In the commentary and coverage, one can’t help but notice a lack of discussion about the other side: the people, history, and sociopolitical context of modern Afghanistan. Obama’s decision is a strategic move or a colossal mistake, but either way, this is a subject that our society and our elected officials cannot afford to ignore. What follows is a short list of titles—some nonfiction, some fiction—that each offer a distinct insight into a nation whose future will have a very direct influence on our own.
Ghost Wars, Steve Coll, Penguin, 2004.

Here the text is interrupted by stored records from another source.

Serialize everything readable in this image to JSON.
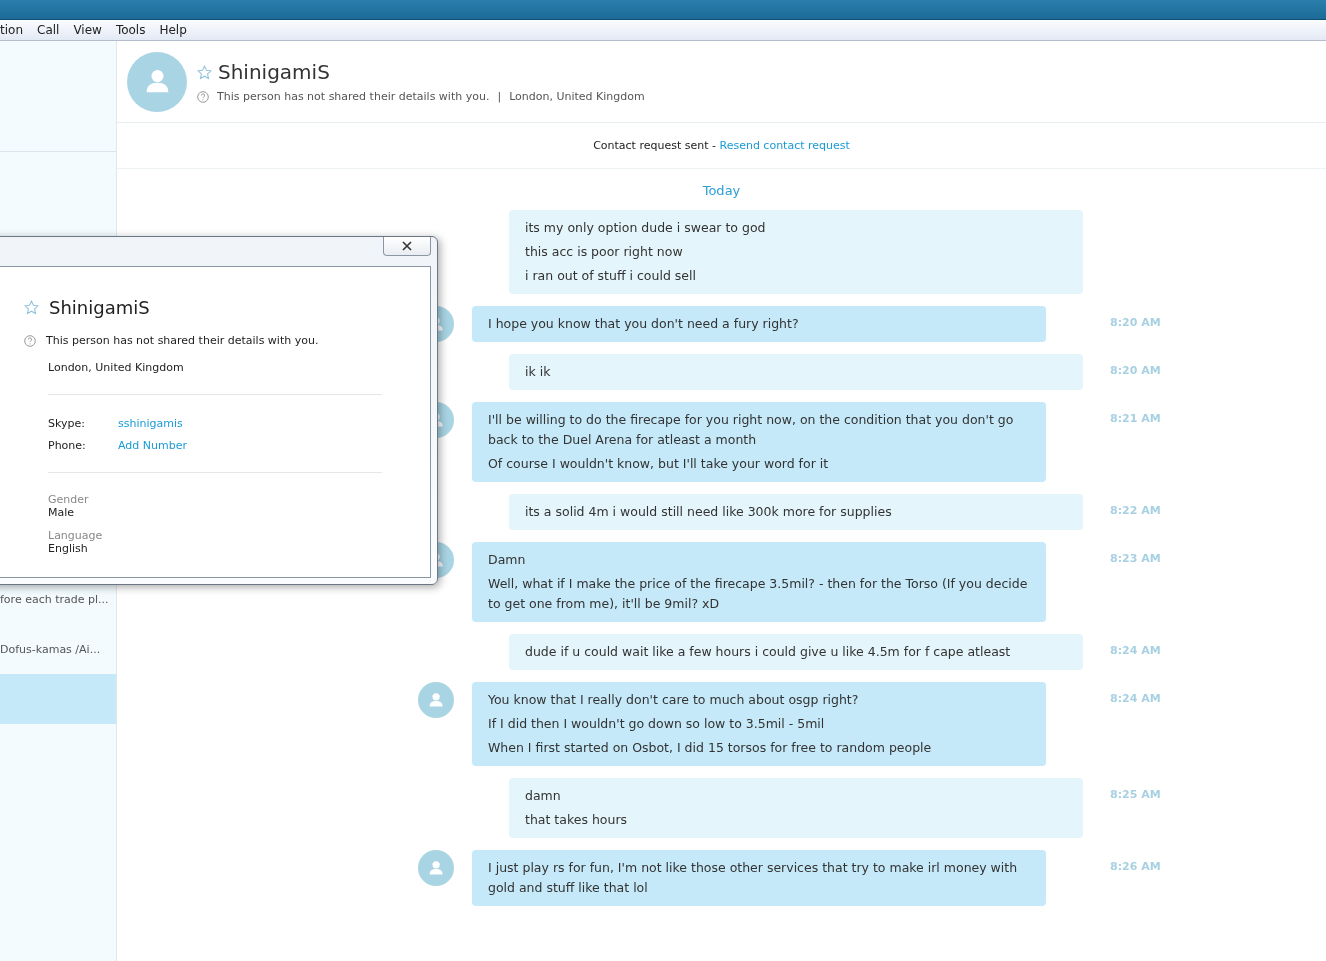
{
  "menu": [
    "tion",
    "Call",
    "View",
    "Tools",
    "Help"
  ],
  "sidebar": {
    "items": [
      {
        "text": "fore each trade pl...",
        "selected": false
      },
      {
        "text": "Dofus-kamas /Ai...",
        "selected": false
      },
      {
        "selected": true
      }
    ]
  },
  "header": {
    "name": "ShinigamiS",
    "favorite": false,
    "status": "This person has not shared their details with you.",
    "separator": "|",
    "location": "London, United Kingdom"
  },
  "request": {
    "text": "Contact request sent - ",
    "link": "Resend contact request"
  },
  "day": "Today",
  "messages": [
    {
      "kind": "outgoing",
      "lines": [
        "its my only option dude i swear to god",
        "this acc is poor right now",
        "i ran out of stuff i could sell"
      ]
    },
    {
      "kind": "incoming",
      "time": "8:20 AM",
      "lines": [
        "I hope you know that you don't need a fury right?"
      ]
    },
    {
      "kind": "outgoing",
      "time": "8:20 AM",
      "lines": [
        "ik ik"
      ]
    },
    {
      "kind": "incoming",
      "time": "8:21 AM",
      "lines": [
        "I'll be willing to do the firecape for you right now, on the condition that you don't go back to the Duel Arena for atleast a month",
        "Of course I wouldn't know, but I'll take your word for it"
      ]
    },
    {
      "kind": "outgoing",
      "time": "8:22 AM",
      "lines": [
        "its a solid 4m i would still need like 300k more for supplies"
      ]
    },
    {
      "kind": "incoming",
      "time": "8:23 AM",
      "lines": [
        "Damn",
        "Well, what if I make the price of the firecape 3.5mil? - then for the Torso (If you decide to get one from me), it'll be 9mil? xD"
      ]
    },
    {
      "kind": "outgoing",
      "time": "8:24 AM",
      "lines": [
        "dude if u could wait like a few hours i could give u like 4.5m for f cape atleast"
      ]
    },
    {
      "kind": "incoming",
      "time": "8:24 AM",
      "lines": [
        "You know that I really don't care to much about osgp right?",
        "If I did then I wouldn't go down so low to 3.5mil - 5mil",
        "When I first started on Osbot, I did 15 torsos for free to random people"
      ]
    },
    {
      "kind": "outgoing",
      "time": "8:25 AM",
      "lines": [
        "damn",
        "that takes hours"
      ]
    },
    {
      "kind": "incoming",
      "time": "8:26 AM",
      "lines": [
        "I just play rs for fun, I'm not like those other services that try to make irl money with gold and stuff like that lol"
      ]
    }
  ],
  "dialog": {
    "name": "ShinigamiS",
    "favorite": false,
    "status": "This person has not shared their details with you.",
    "location": "London, United Kingdom",
    "fields": [
      {
        "label": "Skype:",
        "value": "sshinigamis"
      },
      {
        "label": "Phone:",
        "value": "Add Number"
      }
    ],
    "details": [
      {
        "label": "Gender",
        "value": "Male"
      },
      {
        "label": "Language",
        "value": "English"
      }
    ]
  }
}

A Pulitzer Prize-winning journalist, Coll lays out a sweeping historical narrative of events in Afghanistan from the Soviet invasion and subsequent CIA involvement in 1979 to the events leading up to September 11, 2001. Exhausting in its detail and comprehensive in its scope—the paperback edition has over 100 pages of footnotes and citations alone—the book presents a meticulous and thorough evaluation of the historical forces which led to not only the rise of al-Qaeda in Afghanistan but also to the dismantling of a state in one of the most turbulent regions of the world. Filled with first-person accounts and thoughtful commentary, Coll’s work should be required reading for anyone trying to understand Afghanistan’s place in the world of 2009.
Taliban, Ahmed Rashid, Yale University Press, 2000.
Pakistani journalist Ahmed Rashid details the rise of the Taliban in a work that has been translated into over 20 languages. A correspondent who has covered affairs in Afghanistan and Central Asia for over 30 years, his straightforward narrative and insightful synthesis of the historical and political events which allowed the Taliban to flourish in pre-9/11 Afghanistan are no less relevant today. Rashid is also the author of Descent into Chaos: The United States and the Failure of Nation Building in Pakistan, Afghanistan, and Central Asia.
The Kite Runner, Khaled Hosseini, Riverhead Books, 2003.
Hosseini’s debut novel spent weeks atop the New York Times bestseller list, in part because of it is an unforgettable story of such universal themes as love, guilt, shame, and redemption. However, the novel is also very much the story of Afghanistan. Through the stories of its characters, The Kite Runner encompasses the destruction of a society that occurred following the Soviet invasion, the rise of the warlords who led to the Taliban, and the immigrant experience of those who left their war-torn home as refugees. Hosseini’s second novel, A Thousand Splendid Suns, also puts a human face on life in Afghanistan under the Taliban.
The Places in Between, Rory Stewart, Harvest Books, 2006.
British diplomat and current professor at Harvard’s Kennedy School of Government, Rory Stewart’s first book details his experiences walking across Afghanistan, from Herat to Kabul, in 2002. A travel narrative that leaves the reader continually wondering, “Why, exactly?”, Stewart’s account of his journey never truly answers this question. This makes for a frustrating read since at times the author seems to care more about what he is doing than why, or how, or for what purpose. However, Stewart’s remarkable exposure to some of the most geographically inhospitable places in the world as well as some of the most geopolitically unstable can’t help but inspire a certain amount of awe for his moxie. Just seven months after the Taliban destroyed the historic Buddhas of Bamyan, Stewart was there. A pale-skinned, light-haired Scot, on foot. Alone. Even without fully understanding his motivation, the book is a fascinating read.
The Bookseller of Kabul, Asne Seierstad, Back Bay Books, 2004.
In 2001, after the fall of the Taliban, Norwegian journalist Asne Seierstad met a bookseller in Kabul. Eventually the two agreed that Seierstad would live with the bookseller’s family for several months and write about her experiences. The book that developed is engrossing for the way in which it presents a portrait of a middle-class, urban family within the cultural context of modern Afghanistan. The book is riveting in its contradictions, even as it is also horrifying for the light it sheds on the complex family and social structures which continue to make the women of Afghanistan some of the most oppressed in the world. Ironically, after the book’s publication and international success, the bookseller subsequently sued Seierstad in a Norwegian court for libel, perhaps underscoring the irony of the sometimes liberal yet also deeply conservative influences in post-Taliban Afghanistan.